Broken equipment is an all too common problem with financial and environmental costs to conservation. Last month, I was thrilled to be invited to speak at an online tutorial on getting started with camera trap repairs, a small step toward mitigating these issues. Three things stood out as being worthy of further consideration:
1. There are people who are really eager to learn more about repairing their devices themselves, meaning repair skills and tips are in demand. So much so that the tutorial which was scheduled to last for 30 minutes overran considerably in order to answer everyone’s questions. The conversation has since been continued online.
2. Repairing camera traps requires a bit of detective work and is likely to be a trial and error process which entails getting familiar with the different components of the camera. Co-presenters Rob Appleby and Alistair Stewart demonstrated basic tests to diagnose electrical issues and suggested quick fixes such as clearing the points of contact for batteries. However, unfortunately not all repairs will be as straightforward and not all repairs can be carried out without specialised equipment or parts. Despite this, it’s still worth a try. There are many more potential issues than those discussed during the tutorial and each camera trap model is slightly different, which brings me on to the last point:
3. There is a lot of potential for collaboration on maintaining commonly used wildlife monitoring devices. Sharing the faults diagnosed in each model, as well as posting step by step explainers of successful (and not so successful) repair attempts, could be of great help to practitioners facing similar issues.

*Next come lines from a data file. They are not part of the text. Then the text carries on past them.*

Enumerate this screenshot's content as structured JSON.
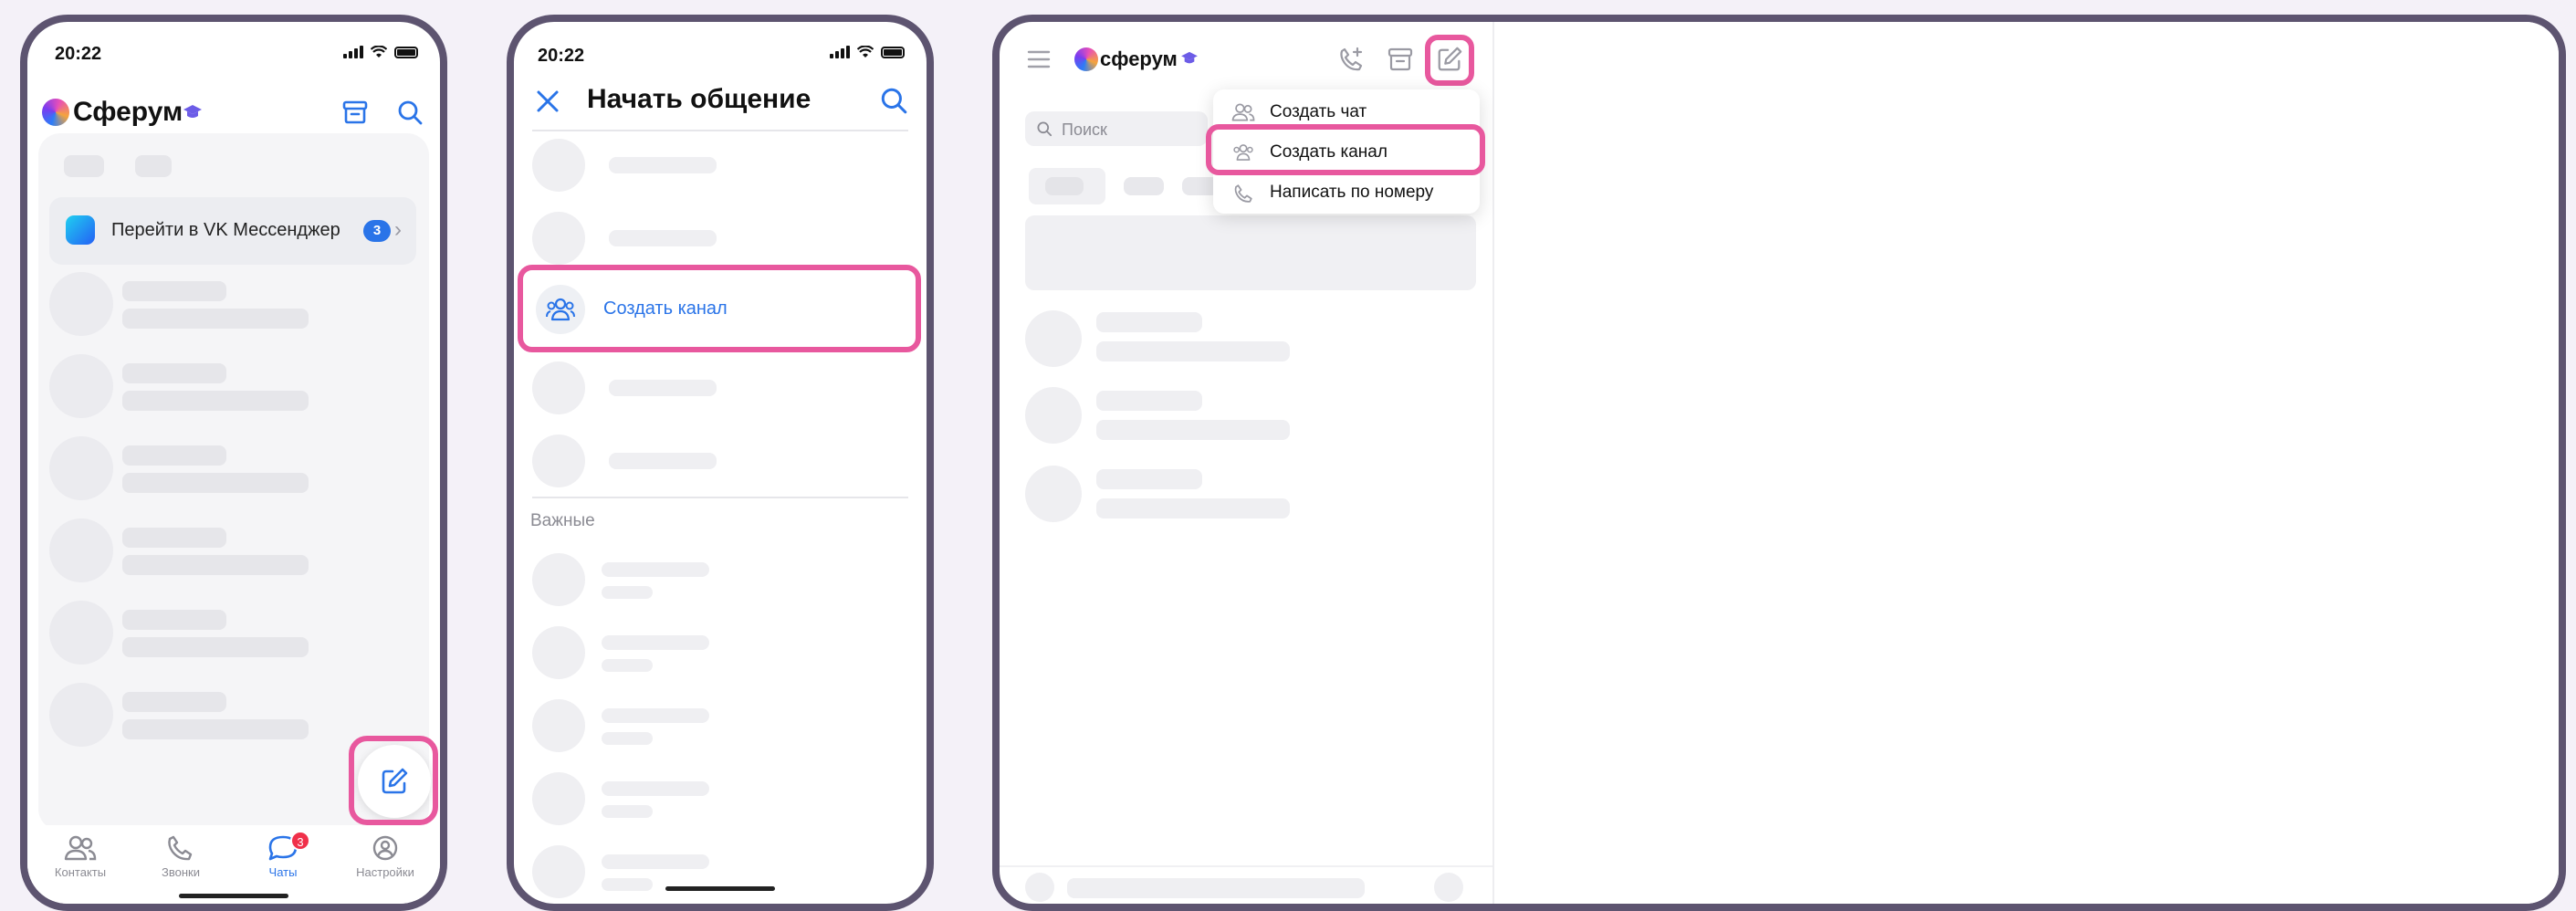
{
  "status": {
    "time": "20:22"
  },
  "brand": {
    "name": "Сферум"
  },
  "brand_lower": {
    "name": "сферум"
  },
  "phone1": {
    "vk_banner": {
      "text": "Перейти в VK Мессенджер",
      "count": "3"
    },
    "tabs": [
      {
        "label": "Контакты",
        "icon": "contacts-icon"
      },
      {
        "label": "Звонки",
        "icon": "phone-icon"
      },
      {
        "label": "Чаты",
        "icon": "chat-icon",
        "badge": "3",
        "active": true
      },
      {
        "label": "Настройки",
        "icon": "settings-icon"
      }
    ]
  },
  "phone2": {
    "title": "Начать общение",
    "create_channel": "Создать канал",
    "section": "Важные"
  },
  "desktop": {
    "search_placeholder": "Поиск",
    "menu": [
      {
        "label": "Создать чат",
        "icon": "users-icon"
      },
      {
        "label": "Создать канал",
        "icon": "channel-icon",
        "highlighted": true
      },
      {
        "label": "Написать по номеру",
        "icon": "phone-icon"
      }
    ]
  },
  "colors": {
    "accent": "#2a74e8",
    "highlight": "#e8589e",
    "frame": "#5d5470",
    "badge": "#f0304a"
  }
}
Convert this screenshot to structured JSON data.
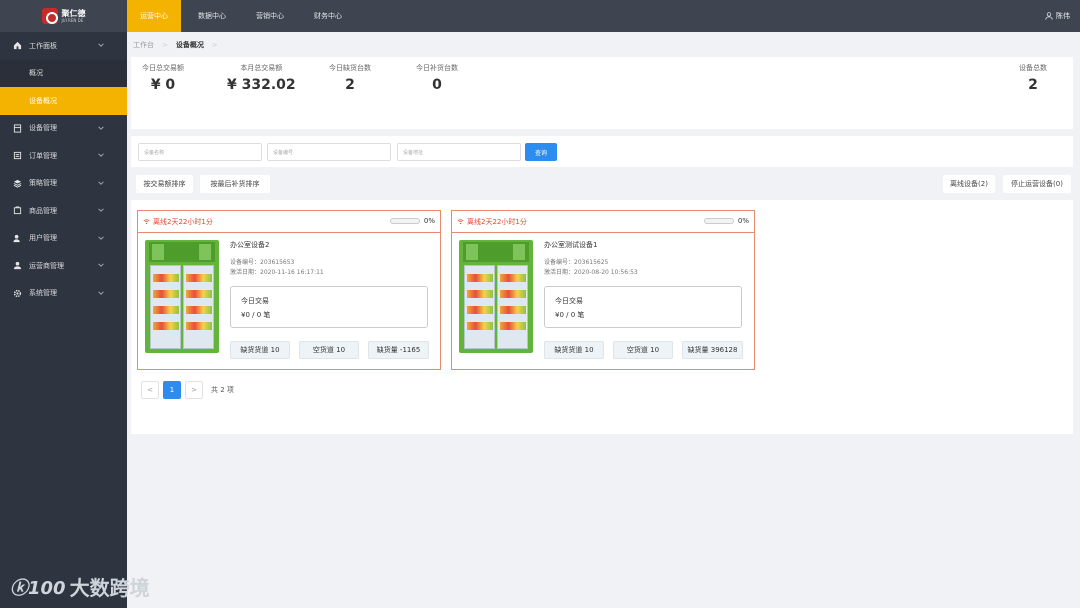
{
  "brand": {
    "name": "聚仁德",
    "sub": "JUI REN DE"
  },
  "nav": [
    {
      "label": "运营中心",
      "active": true
    },
    {
      "label": "数据中心",
      "active": false
    },
    {
      "label": "营销中心",
      "active": false
    },
    {
      "label": "财务中心",
      "active": false
    }
  ],
  "user": {
    "name": "陈伟"
  },
  "sidebar": {
    "items": [
      {
        "label": "工作面板",
        "icon": "home-icon"
      },
      {
        "label": "概况",
        "sub": true
      },
      {
        "label": "设备概况",
        "sub": true,
        "active": true
      },
      {
        "label": "设备管理",
        "icon": "device-icon"
      },
      {
        "label": "订单管理",
        "icon": "order-icon"
      },
      {
        "label": "策略管理",
        "icon": "layers-icon"
      },
      {
        "label": "商品管理",
        "icon": "goods-icon"
      },
      {
        "label": "用户管理",
        "icon": "user-icon"
      },
      {
        "label": "运营商管理",
        "icon": "operator-icon"
      },
      {
        "label": "系统管理",
        "icon": "gear-icon"
      }
    ]
  },
  "watermark": {
    "logo": "ⓚ100",
    "text": "大数跨境"
  },
  "breadcrumb": {
    "root": "工作台",
    "current": "设备概况",
    "sep": ">"
  },
  "stats": {
    "today_amount": {
      "label": "今日总交易额",
      "value": "¥ 0"
    },
    "month_amount": {
      "label": "本月总交易额",
      "value": "¥ 332.02"
    },
    "today_short": {
      "label": "今日缺货台数",
      "value": "2"
    },
    "today_restock": {
      "label": "今日补货台数",
      "value": "0"
    },
    "total_devices": {
      "label": "设备总数",
      "value": "2"
    }
  },
  "filters": {
    "name_placeholder": "设备名称",
    "code_placeholder": "设备编号",
    "addr_placeholder": "设备地址",
    "search_label": "查询"
  },
  "sorts": {
    "by_amount": "按交易额排序",
    "by_restock": "按最后补货排序",
    "offline": "离线设备(2)",
    "stopped": "停止运营设备(0)"
  },
  "cards": [
    {
      "status": "离线2天22小时1分",
      "progress": 0,
      "progress_label": "0%",
      "name": "办公室设备2",
      "code": "设备编号：203615653",
      "date": "激活日期：2020-11-16 16:17:11",
      "today_label": "今日交易",
      "today_value": "¥0 / 0 笔",
      "chip1": "缺货货道 10",
      "chip2": "空货道 10",
      "chip3": "缺货量 -1165"
    },
    {
      "status": "离线2天22小时1分",
      "progress": 0,
      "progress_label": "0%",
      "name": "办公室测试设备1",
      "code": "设备编号：203615625",
      "date": "激活日期：2020-08-20 10:56:53",
      "today_label": "今日交易",
      "today_value": "¥0 / 0 笔",
      "chip1": "缺货货道 10",
      "chip2": "空货道 10",
      "chip3": "缺货量 396128"
    }
  ],
  "pager": {
    "prev": "<",
    "current": "1",
    "next": ">",
    "total": "共 2 项"
  },
  "colors": {
    "accent": "#f5b301",
    "primary": "#2d8cf0",
    "alert": "#e1452c",
    "sidebar": "#2e3440",
    "topbar": "#3f4451"
  }
}
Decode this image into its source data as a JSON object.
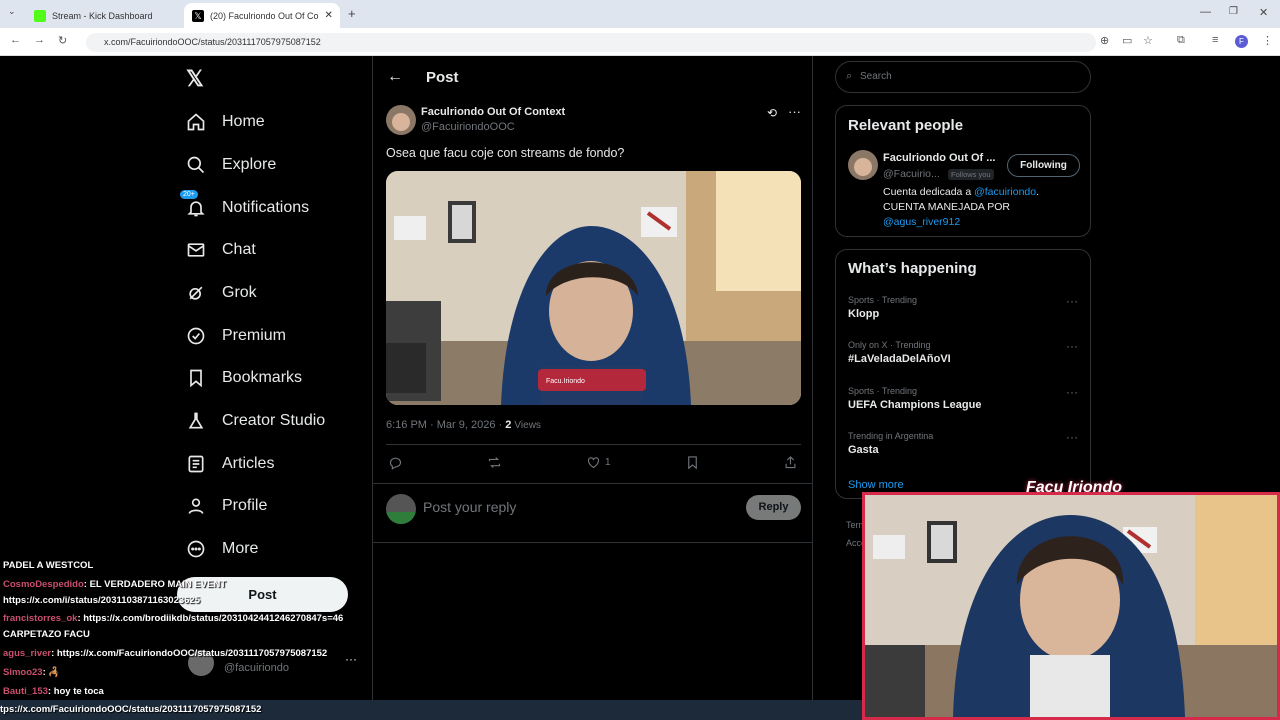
{
  "browser": {
    "tabs": [
      {
        "title": "Stream - Kick Dashboard"
      },
      {
        "title": "(20) Faculriondo Out Of Co"
      }
    ],
    "url": "x.com/FacuiriondoOOC/status/2031117057975087152"
  },
  "sidebar": {
    "items": [
      {
        "label": "Home",
        "icon": "home-icon"
      },
      {
        "label": "Explore",
        "icon": "search-icon"
      },
      {
        "label": "Notifications",
        "icon": "bell-icon",
        "badge": "20+"
      },
      {
        "label": "Chat",
        "icon": "mail-icon"
      },
      {
        "label": "Grok",
        "icon": "grok-icon"
      },
      {
        "label": "Premium",
        "icon": "verified-icon"
      },
      {
        "label": "Bookmarks",
        "icon": "bookmark-icon"
      },
      {
        "label": "Creator Studio",
        "icon": "flask-icon"
      },
      {
        "label": "Articles",
        "icon": "article-icon"
      },
      {
        "label": "Profile",
        "icon": "person-icon"
      },
      {
        "label": "More",
        "icon": "more-icon"
      }
    ],
    "post_label": "Post",
    "account_handle": "@facuiriondo"
  },
  "post": {
    "header": "Post",
    "author_name": "Faculriondo Out Of Context",
    "author_handle": "@FacuiriondoOOC",
    "text": "Osea que facu coje con streams de fondo?",
    "timestamp": "6:16 PM · Mar 9, 2026 ·",
    "views_count": "2",
    "views_label": "Views",
    "likes": "1",
    "reply_placeholder": "Post your reply",
    "reply_button": "Reply"
  },
  "right": {
    "search_placeholder": "Search",
    "relevant_title": "Relevant people",
    "person_name": "Faculriondo Out Of ...",
    "person_handle": "@Facuirio...",
    "follows_you": "Follows you",
    "following_label": "Following",
    "bio_1": "Cuenta dedicada a ",
    "bio_mention": "@facuiriondo",
    "bio_2": ". CUENTA MANEJADA POR",
    "bio_mention2": "@agus_river912",
    "happening_title": "What’s happening",
    "trends": [
      {
        "meta": "Sports · Trending",
        "name": "Klopp"
      },
      {
        "meta": "Only on X · Trending",
        "name": "#LaVeladaDelAñoVI"
      },
      {
        "meta": "Sports · Trending",
        "name": "UEFA Champions League"
      },
      {
        "meta": "Trending in Argentina",
        "name": "Gasta"
      }
    ],
    "show_more": "Show more",
    "terms": "Term",
    "access": "Acce"
  },
  "chat": [
    {
      "user": "",
      "text": "PADEL A WESTCOL"
    },
    {
      "user": "CosmoDespedido",
      "text": ": EL VERDADERO MAIN EVENT"
    },
    {
      "user": "",
      "text": "https://x.com/i/status/2031103871163023625"
    },
    {
      "user": "francistorres_ok",
      "text": ": https://x.com/brodiikdb/status/2031042441246270847s=46"
    },
    {
      "user": "",
      "text": "CARPETAZO FACU"
    },
    {
      "user": "agus_river",
      "text": ": https://x.com/FacuiriondoOOC/status/2031117057975087152"
    },
    {
      "user": "Simoo23",
      "text": ": 🦂"
    },
    {
      "user": "Bauti_153",
      "text": ": hoy te toca"
    }
  ],
  "status_url": "tps://x.com/FacuiriondoOOC/status/2031117057975087152",
  "webcam_title": "Facu Iriondo",
  "overlay_brand": "Facu.Iriondo",
  "colors": {
    "accent": "#1d9bf0",
    "webcam_border": "#d62a4a",
    "chat_user": "#c94f6d"
  }
}
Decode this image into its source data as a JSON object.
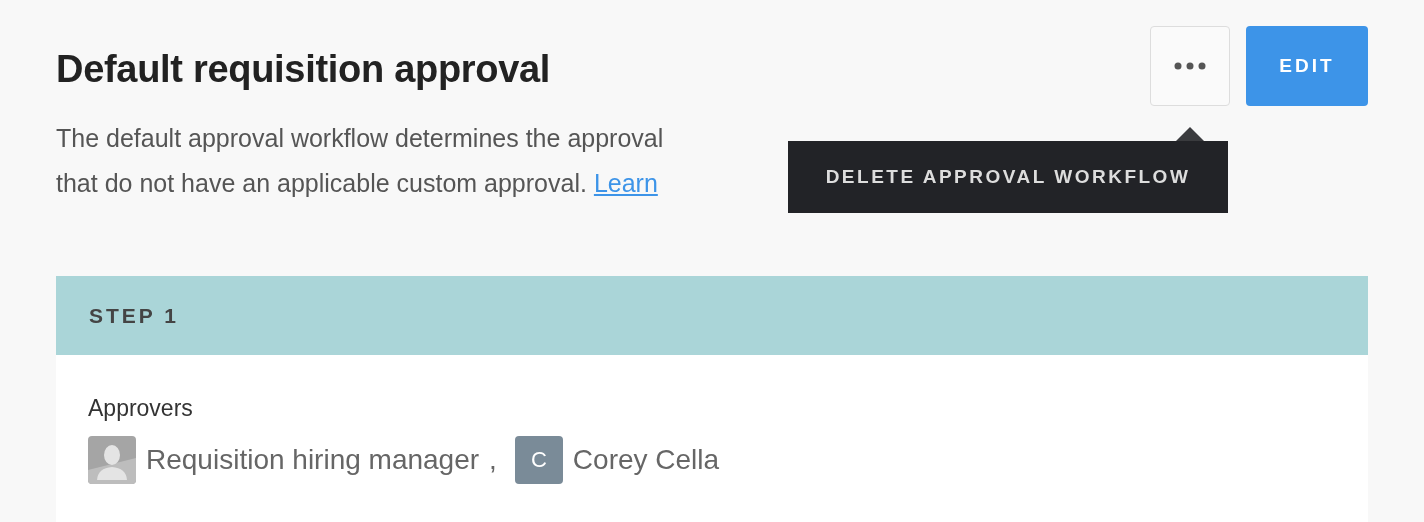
{
  "title": "Default requisition approval",
  "actions": {
    "edit_button": "EDIT"
  },
  "tooltip": "DELETE APPROVAL WORKFLOW",
  "description": {
    "lines": [
      "The default approval workflow determines the approval",
      "that do not have an applicable custom approval."
    ],
    "link": "Learn"
  },
  "step": {
    "header": "STEP 1",
    "approvers_label": "Approvers",
    "approvers": [
      {
        "kind": "role",
        "name": "Requisition hiring manager",
        "separator": ","
      },
      {
        "kind": "person",
        "initial": "C",
        "name": "Corey Cella"
      }
    ]
  }
}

There is now a spreadsheet affiliated to the WILDLABS.NET community forum to do just that.
See more resources from Laure, Rob, and Alistair on their WILDLABS episode page.